Marital and partnership history is strongly associated with health in midlife and later life. However, the role of health behaviours as an explanatory mechanism remains unclear. The aim of this study was to investigate prospective associations between life-course partnership trajectories (taking into account timing, non-marital cohabitation, remarriage and marital transitions) and health behaviours measured in midlife.Methods
We analysed data from the British National Child Development Study, a prospective cohort study that includes all people born in 1 week of March 1958 (N=10 226). This study included men and women with prospective data on partnership history from age 23 to 42–44 and health behaviours collected at ages 42–46 (2000–2004). Latent class analysis was used to derive longitudinal trajectories of partnership history. We used multivariable regression models to estimate the association between midlife health behaviours and partnership trajectory, adjusting for various early and young adult characteristics.Results
After adjustment for a range of potential selection factors in childhood and early adulthood, we found that problem drinking, heavy drinking and smoking were more common in men and women who experienced divorce or who had never married or cohabited. Women who married later had a lower prevalence of smoking and were less likely to be overweight than those who married earlier.
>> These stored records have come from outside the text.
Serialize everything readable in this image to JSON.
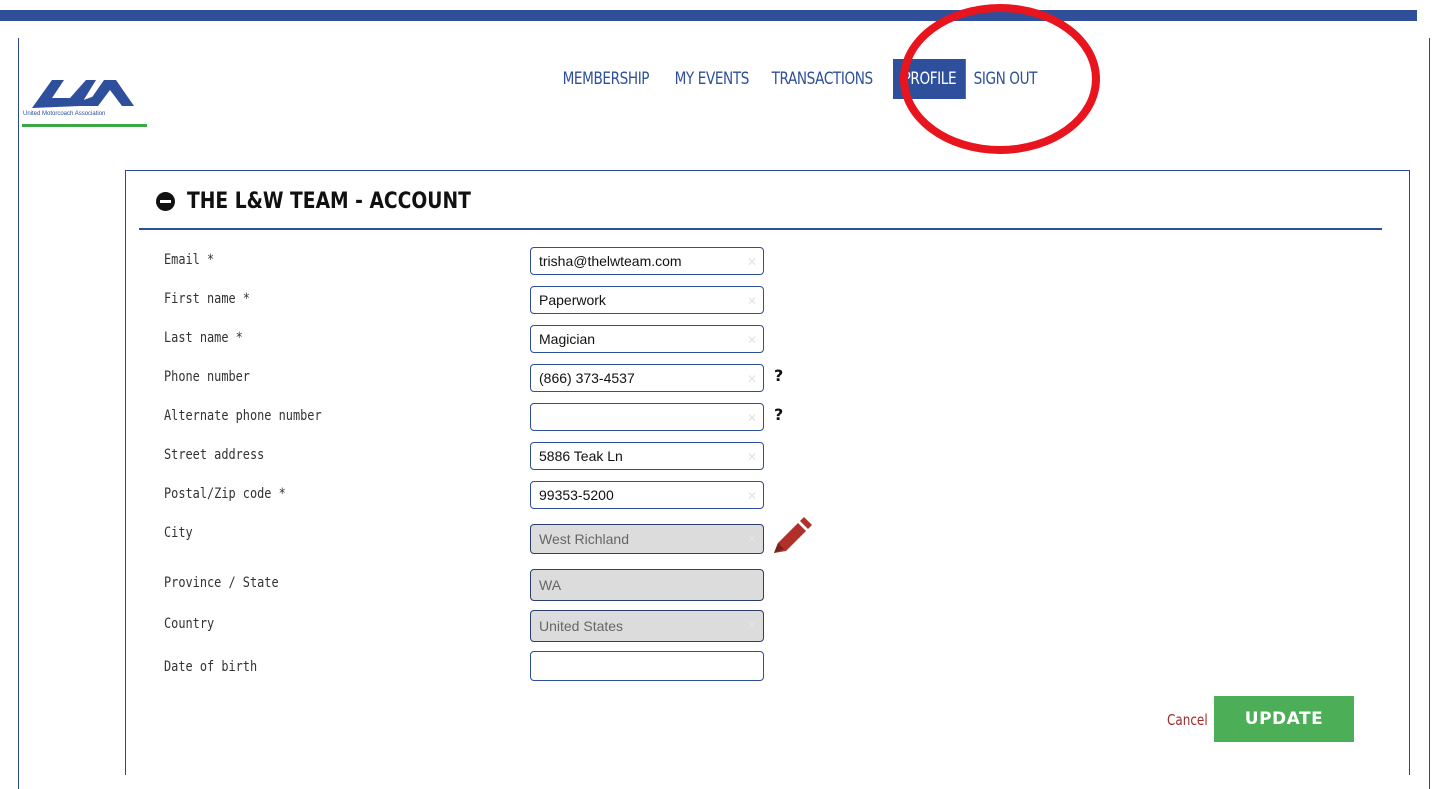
{
  "logo": {
    "brand_text": "United Motorcoach Association"
  },
  "nav": {
    "items": [
      {
        "label": "MEMBERSHIP"
      },
      {
        "label": "MY EVENTS"
      },
      {
        "label": "TRANSACTIONS"
      },
      {
        "label": "PROFILE",
        "active": true
      },
      {
        "label": "SIGN OUT"
      }
    ]
  },
  "panel": {
    "title": "THE L&W TEAM - ACCOUNT",
    "fields": [
      {
        "label": "Email *",
        "value": "trisha@thelwteam.com"
      },
      {
        "label": "First name *",
        "value": "Paperwork"
      },
      {
        "label": "Last name *",
        "value": "Magician"
      },
      {
        "label": "Phone number",
        "value": "(866) 373-4537",
        "help": "?"
      },
      {
        "label": "Alternate phone number",
        "value": "",
        "help": "?"
      },
      {
        "label": "Street address",
        "value": "5886 Teak Ln"
      },
      {
        "label": "Postal/Zip code *",
        "value": "99353-5200"
      },
      {
        "label": "City",
        "value": "West Richland",
        "readonly": true
      },
      {
        "label": "Province / State",
        "value": "WA",
        "readonly": true
      },
      {
        "label": "Country",
        "value": "United States",
        "readonly": true
      },
      {
        "label": "Date of birth",
        "value": ""
      }
    ],
    "cancel_label": "Cancel",
    "update_label": "UPDATE"
  },
  "colors": {
    "brand_blue": "#2d4f9c",
    "update_green": "#4cae56",
    "cancel_red": "#9b2a2a",
    "annotation_red": "#e8141e"
  }
}
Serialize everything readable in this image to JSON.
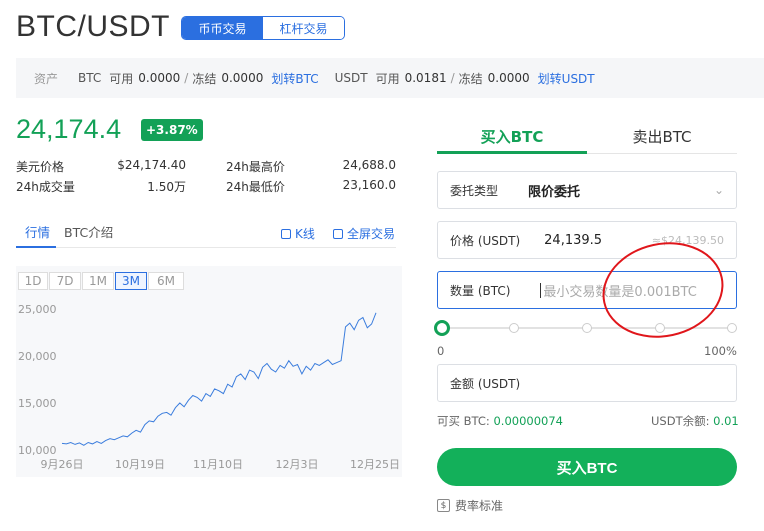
{
  "header": {
    "pair": "BTC/USDT",
    "modes": [
      "币币交易",
      "杠杆交易"
    ],
    "active_mode": "币币交易"
  },
  "assets": {
    "label": "资产",
    "btc_name": "BTC",
    "btc_available_label": "可用",
    "btc_available": "0.0000",
    "btc_frozen_label": "冻结",
    "btc_frozen": "0.0000",
    "btc_transfer": "划转BTC",
    "usdt_name": "USDT",
    "usdt_available_label": "可用",
    "usdt_available": "0.0181",
    "usdt_frozen_label": "冻结",
    "usdt_frozen": "0.0000",
    "usdt_transfer": "划转USDT"
  },
  "ticker": {
    "last_price": "24,174.4",
    "change": "+3.87%",
    "usd_price_label": "美元价格",
    "usd_price": "$24,174.40",
    "high_label": "24h最高价",
    "high": "24,688.0",
    "volume_label": "24h成交量",
    "volume": "1.50万",
    "low_label": "24h最低价",
    "low": "23,160.0"
  },
  "info_tabs": {
    "market": "行情",
    "intro": "BTC介绍",
    "kline": "K线",
    "fullscreen": "全屏交易"
  },
  "ranges": [
    "1D",
    "7D",
    "1M",
    "3M",
    "6M"
  ],
  "active_range": "3M",
  "chart_data": {
    "type": "line",
    "x_tick_labels": [
      "9月26日",
      "10月19日",
      "11月10日",
      "12月3日",
      "12月25日"
    ],
    "y_tick_labels": [
      "25,000",
      "20,000",
      "15,000",
      "10,000"
    ],
    "ylim": [
      10000,
      25000
    ],
    "series": [
      {
        "color": "#3b7ddd",
        "values": [
          10700,
          10650,
          10800,
          10600,
          10750,
          10500,
          10800,
          10650,
          10900,
          10700,
          11000,
          11200,
          11100,
          11300,
          11500,
          11400,
          11800,
          12100,
          11900,
          12700,
          13100,
          13000,
          13600,
          13900,
          14000,
          13700,
          14500,
          15000,
          14600,
          15300,
          15800,
          15600,
          15200,
          16000,
          15700,
          16500,
          16300,
          16000,
          17000,
          16700,
          17800,
          18100,
          17500,
          18500,
          18300,
          17600,
          18800,
          19200,
          18600,
          18300,
          19000,
          18700,
          19500,
          18900,
          19100,
          18100,
          18900,
          18500,
          19200,
          19000,
          19300,
          19600,
          19100,
          19300,
          19500,
          23100,
          23500,
          22800,
          23800,
          24100,
          23000,
          23400,
          24600
        ]
      }
    ]
  },
  "order": {
    "buy_tab": "买入BTC",
    "sell_tab": "卖出BTC",
    "type_label": "委托类型",
    "type_value": "限价委托",
    "price_label": "价格 (USDT)",
    "price_value": "24,139.5",
    "price_usd": "≈$24,139.50",
    "amount_label": "数量 (BTC)",
    "amount_placeholder": "最小交易数量是0.001BTC",
    "slider_min": "0",
    "slider_max": "100%",
    "slider_value": 0,
    "total_label": "金额 (USDT)",
    "can_buy_label": "可买 BTC:",
    "can_buy_value": "0.00000074",
    "balance_label": "USDT余额:",
    "balance_value": "0.01",
    "submit": "买入BTC",
    "fee_link": "费率标准"
  },
  "colors": {
    "accent": "#2b6fe0",
    "buy": "#13a157",
    "annotation": "#e0161b"
  }
}
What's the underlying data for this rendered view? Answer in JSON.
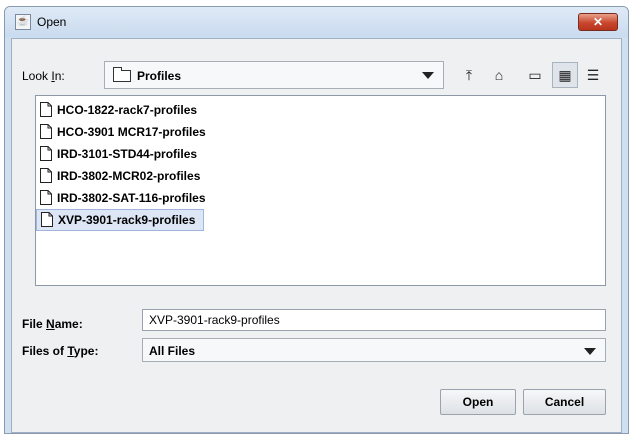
{
  "window": {
    "title": "Open",
    "close_glyph": "✕",
    "title_icon": "java-cup-icon"
  },
  "look_in": {
    "label_prefix": "Look ",
    "label_mnemonic": "I",
    "label_suffix": "n:",
    "value": "Profiles",
    "icon": "folder-icon"
  },
  "toolbar": {
    "buttons": [
      {
        "icon": "up-one-level-icon",
        "glyph": "⤒"
      },
      {
        "icon": "home-icon",
        "glyph": "⌂"
      },
      {
        "icon": "new-folder-icon",
        "glyph": "▭"
      },
      {
        "icon": "list-view-icon",
        "glyph": "▦"
      },
      {
        "icon": "details-view-icon",
        "glyph": "☰"
      }
    ]
  },
  "files": [
    {
      "name": "HCO-1822-rack7-profiles",
      "selected": false
    },
    {
      "name": "HCO-3901 MCR17-profiles",
      "selected": false
    },
    {
      "name": "IRD-3101-STD44-profiles",
      "selected": false
    },
    {
      "name": "IRD-3802-MCR02-profiles",
      "selected": false
    },
    {
      "name": "IRD-3802-SAT-116-profiles",
      "selected": false
    },
    {
      "name": "XVP-3901-rack9-profiles",
      "selected": true
    }
  ],
  "file_name": {
    "label_prefix": "File ",
    "label_mnemonic": "N",
    "label_suffix": "ame:",
    "value": "XVP-3901-rack9-profiles"
  },
  "file_type": {
    "label_prefix": "Files of ",
    "label_mnemonic": "T",
    "label_suffix": "ype:",
    "value": "All Files"
  },
  "buttons": {
    "open": "Open",
    "cancel": "Cancel"
  }
}
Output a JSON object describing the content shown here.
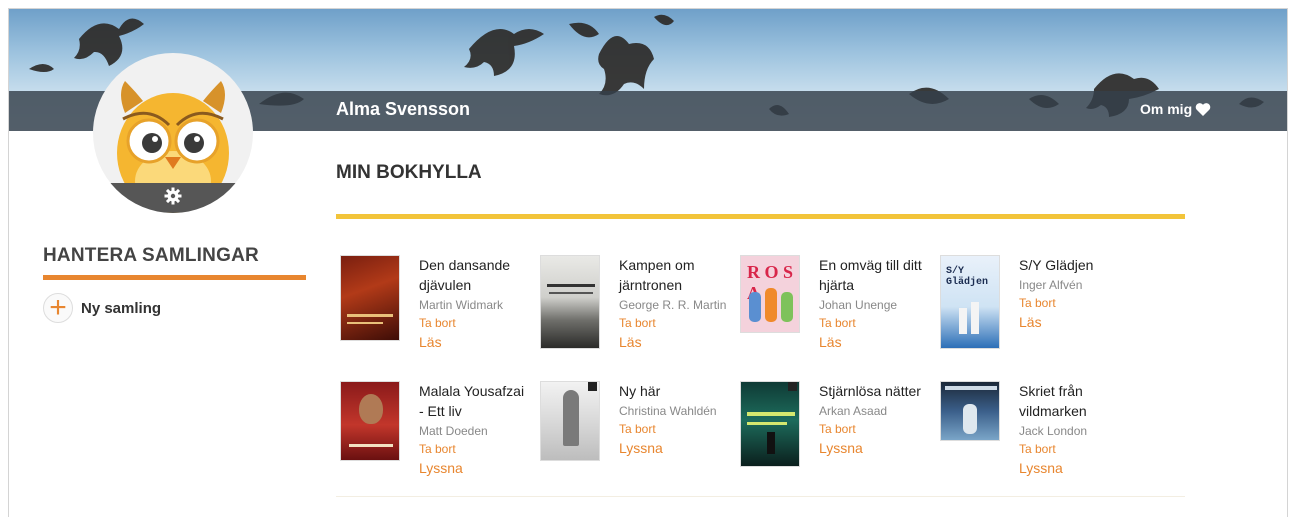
{
  "profile": {
    "name": "Alma Svensson",
    "about_label": "Om mig",
    "about_icon": "heart-icon"
  },
  "sidebar": {
    "title": "HANTERA SAMLINGAR",
    "new_collection_label": "Ny samling"
  },
  "main": {
    "title": "MIN BOKHYLLA"
  },
  "colors": {
    "accent_orange": "#e8862f",
    "shelf_yellow": "#f2c43a",
    "banner_bar": "#34404a"
  },
  "books": [
    {
      "title": "Den dansande djävulen",
      "author": "Martin Widmark",
      "remove": "Ta bort",
      "action": "Läs"
    },
    {
      "title": "Kampen om järntronen",
      "author": "George R. R. Martin",
      "remove": "Ta bort",
      "action": "Läs"
    },
    {
      "title": "En omväg till ditt hjärta",
      "author": "Johan Unenge",
      "remove": "Ta bort",
      "action": "Läs"
    },
    {
      "title": "S/Y Glädjen",
      "author": "Inger Alfvén",
      "remove": "Ta bort",
      "action": "Läs"
    },
    {
      "title": "Malala Yousafzai - Ett liv",
      "author": "Matt Doeden",
      "remove": "Ta bort",
      "action": "Lyssna"
    },
    {
      "title": "Ny här",
      "author": "Christina Wahldén",
      "remove": "Ta bort",
      "action": "Lyssna"
    },
    {
      "title": "Stjärnlösa nätter",
      "author": "Arkan Asaad",
      "remove": "Ta bort",
      "action": "Lyssna"
    },
    {
      "title": "Skriet från vildmarken",
      "author": "Jack London",
      "remove": "Ta bort",
      "action": "Lyssna"
    }
  ]
}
Overall marriage was associated with a higher body mass index. Individuals who never married or cohabited spent less time exercising.Conclusions
Some aspects of partnership history such as remaining unpartnered and experiencing divorce are associated with more smoking and drinking in midlife, whereas marriage is associated with midlife weight gain. Despite these offsetting influences, differences in health behaviours probably account for much of the association between partnership trajectories and health found in previous studies.